• [The problem]:
With no edits of any kind, print each record that follows.

- Opening Delimiter -

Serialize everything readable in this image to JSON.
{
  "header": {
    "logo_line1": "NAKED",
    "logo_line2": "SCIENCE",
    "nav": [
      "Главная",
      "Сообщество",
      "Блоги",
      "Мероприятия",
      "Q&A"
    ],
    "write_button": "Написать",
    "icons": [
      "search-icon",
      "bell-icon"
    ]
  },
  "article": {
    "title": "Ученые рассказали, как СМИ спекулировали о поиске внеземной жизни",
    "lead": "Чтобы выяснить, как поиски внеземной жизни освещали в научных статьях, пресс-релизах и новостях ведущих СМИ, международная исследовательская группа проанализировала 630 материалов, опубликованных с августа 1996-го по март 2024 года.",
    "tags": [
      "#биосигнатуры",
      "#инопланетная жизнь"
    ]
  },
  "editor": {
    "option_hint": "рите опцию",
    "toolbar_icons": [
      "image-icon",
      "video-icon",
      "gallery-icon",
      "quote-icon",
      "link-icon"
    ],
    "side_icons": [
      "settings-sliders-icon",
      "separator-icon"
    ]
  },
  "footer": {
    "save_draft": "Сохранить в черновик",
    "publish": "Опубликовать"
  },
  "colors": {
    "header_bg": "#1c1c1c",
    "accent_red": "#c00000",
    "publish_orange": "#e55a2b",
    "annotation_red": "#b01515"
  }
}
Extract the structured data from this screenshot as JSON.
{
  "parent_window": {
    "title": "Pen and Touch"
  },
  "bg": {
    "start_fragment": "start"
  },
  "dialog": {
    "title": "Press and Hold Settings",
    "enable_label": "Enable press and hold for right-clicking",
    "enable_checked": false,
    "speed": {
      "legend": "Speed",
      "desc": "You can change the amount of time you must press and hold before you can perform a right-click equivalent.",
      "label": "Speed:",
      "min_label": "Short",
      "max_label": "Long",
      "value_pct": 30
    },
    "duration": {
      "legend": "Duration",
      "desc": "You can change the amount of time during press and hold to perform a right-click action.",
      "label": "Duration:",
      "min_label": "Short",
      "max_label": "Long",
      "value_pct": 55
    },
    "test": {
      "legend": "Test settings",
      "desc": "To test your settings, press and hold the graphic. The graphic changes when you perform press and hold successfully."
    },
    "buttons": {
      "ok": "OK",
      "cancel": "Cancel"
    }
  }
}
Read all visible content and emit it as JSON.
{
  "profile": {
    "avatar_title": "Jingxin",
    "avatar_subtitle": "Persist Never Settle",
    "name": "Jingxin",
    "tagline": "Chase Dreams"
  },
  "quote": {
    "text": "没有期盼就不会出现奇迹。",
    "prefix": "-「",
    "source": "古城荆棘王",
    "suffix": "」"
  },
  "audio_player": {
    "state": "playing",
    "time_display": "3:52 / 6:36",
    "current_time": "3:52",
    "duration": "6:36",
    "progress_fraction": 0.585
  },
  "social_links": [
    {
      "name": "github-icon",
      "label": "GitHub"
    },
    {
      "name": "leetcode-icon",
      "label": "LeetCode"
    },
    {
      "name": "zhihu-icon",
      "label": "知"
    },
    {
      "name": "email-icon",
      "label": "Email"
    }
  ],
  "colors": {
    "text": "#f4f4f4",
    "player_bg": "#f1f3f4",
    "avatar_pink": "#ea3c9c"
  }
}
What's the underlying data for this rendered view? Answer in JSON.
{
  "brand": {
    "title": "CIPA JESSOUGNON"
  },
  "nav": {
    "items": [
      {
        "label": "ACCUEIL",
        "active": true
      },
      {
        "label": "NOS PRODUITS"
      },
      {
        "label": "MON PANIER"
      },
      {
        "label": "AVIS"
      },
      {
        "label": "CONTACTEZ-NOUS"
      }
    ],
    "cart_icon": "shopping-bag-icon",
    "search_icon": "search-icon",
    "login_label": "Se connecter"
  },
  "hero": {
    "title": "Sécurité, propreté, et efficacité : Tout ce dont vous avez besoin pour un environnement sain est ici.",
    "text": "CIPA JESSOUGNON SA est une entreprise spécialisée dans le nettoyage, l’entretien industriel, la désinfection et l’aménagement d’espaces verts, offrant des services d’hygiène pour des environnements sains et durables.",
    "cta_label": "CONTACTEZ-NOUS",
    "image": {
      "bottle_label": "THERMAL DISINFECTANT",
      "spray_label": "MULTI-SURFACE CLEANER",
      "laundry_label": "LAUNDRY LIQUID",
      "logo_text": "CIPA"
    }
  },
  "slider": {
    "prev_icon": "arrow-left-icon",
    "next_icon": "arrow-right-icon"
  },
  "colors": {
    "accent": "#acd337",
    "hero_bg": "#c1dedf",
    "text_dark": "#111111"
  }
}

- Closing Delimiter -

• [Exercise response]:
Serialize everything readable in this image to JSON.
{
  "header": {
    "logo_line1": "NAKED",
    "logo_line2": "SCIENCE",
    "nav": [
      "Главная",
      "Сообщество",
      "Блоги",
      "Мероприятия",
      "Q&A"
    ],
    "write_button": "Написать",
    "icons": [
      "search-icon",
      "bell-icon"
    ]
  },
  "article": {
    "title": "Ученые рассказали, как СМИ спекулировали о поиске внеземной жизни",
    "lead": "Чтобы выяснить, как поиски внеземной жизни освещали в научных статьях, пресс-релизах и новостях ведущих СМИ, международная исследовательская группа проанализировала 630 материалов, опубликованных с августа 1996-го по март 2024 года.",
    "tags": [
      "#биосигнатуры",
      "#инопланетная жизнь"
    ]
  },
  "editor": {
    "option_hint": "рите опцию",
    "toolbar_icons": [
      "image-icon",
      "video-icon",
      "gallery-icon",
      "quote-icon",
      "link-icon"
    ],
    "side_icons": [
      "settings-sliders-icon",
      "separator-icon"
    ]
  },
  "footer": {
    "save_draft": "Сохранить в черновик",
    "publish": "Опубликовать"
  },
  "colors": {
    "header_bg": "#1c1c1c",
    "accent_red": "#c00000",
    "publish_orange": "#e55a2b",
    "annotation_red": "#b01515"
  }
}
Extract the structured data from this screenshot as JSON.
{
  "parent_window": {
    "title": "Pen and Touch"
  },
  "bg": {
    "start_fragment": "start"
  },
  "dialog": {
    "title": "Press and Hold Settings",
    "enable_label": "Enable press and hold for right-clicking",
    "enable_checked": false,
    "speed": {
      "legend": "Speed",
      "desc": "You can change the amount of time you must press and hold before you can perform a right-click equivalent.",
      "label": "Speed:",
      "min_label": "Short",
      "max_label": "Long",
      "value_pct": 30
    },
    "duration": {
      "legend": "Duration",
      "desc": "You can change the amount of time during press and hold to perform a right-click action.",
      "label": "Duration:",
      "min_label": "Short",
      "max_label": "Long",
      "value_pct": 55
    },
    "test": {
      "legend": "Test settings",
      "desc": "To test your settings, press and hold the graphic. The graphic changes when you perform press and hold successfully."
    },
    "buttons": {
      "ok": "OK",
      "cancel": "Cancel"
    }
  }
}
Read all visible content and emit it as JSON.
{
  "profile": {
    "avatar_title": "Jingxin",
    "avatar_subtitle": "Persist Never Settle",
    "name": "Jingxin",
    "tagline": "Chase Dreams"
  },
  "quote": {
    "text": "没有期盼就不会出现奇迹。",
    "prefix": "-「",
    "source": "古城荆棘王",
    "suffix": "」"
  },
  "audio_player": {
    "state": "playing",
    "time_display": "3:52 / 6:36",
    "current_time": "3:52",
    "duration": "6:36",
    "progress_fraction": 0.585
  },
  "social_links": [
    {
      "name": "github-icon",
      "label": "GitHub"
    },
    {
      "name": "leetcode-icon",
      "label": "LeetCode"
    },
    {
      "name": "zhihu-icon",
      "label": "知"
    },
    {
      "name": "email-icon",
      "label": "Email"
    }
  ],
  "colors": {
    "text": "#f4f4f4",
    "player_bg": "#f1f3f4",
    "avatar_pink": "#ea3c9c"
  }
}
What's the underlying data for this rendered view? Answer in JSON.
{
  "brand": {
    "title": "CIPA JESSOUGNON"
  },
  "nav": {
    "items": [
      {
        "label": "ACCUEIL",
        "active": true
      },
      {
        "label": "NOS PRODUITS"
      },
      {
        "label": "MON PANIER"
      },
      {
        "label": "AVIS"
      },
      {
        "label": "CONTACTEZ-NOUS"
      }
    ],
    "cart_icon": "shopping-bag-icon",
    "search_icon": "search-icon",
    "login_label": "Se connecter"
  },
  "hero": {
    "title": "Sécurité, propreté, et efficacité : Tout ce dont vous avez besoin pour un environnement sain est ici.",
    "text": "CIPA JESSOUGNON SA est une entreprise spécialisée dans le nettoyage, l’entretien industriel, la désinfection et l’aménagement d’espaces verts, offrant des services d’hygiène pour des environnements sains et durables.",
    "cta_label": "CONTACTEZ-NOUS",
    "image": {
      "bottle_label": "THERMAL DISINFECTANT",
      "spray_label": "MULTI-SURFACE CLEANER",
      "laundry_label": "LAUNDRY LIQUID",
      "logo_text": "CIPA"
    }
  },
  "slider": {
    "prev_icon": "arrow-left-icon",
    "next_icon": "arrow-right-icon"
  },
  "colors": {
    "accent": "#acd337",
    "hero_bg": "#c1dedf",
    "text_dark": "#111111"
  }
}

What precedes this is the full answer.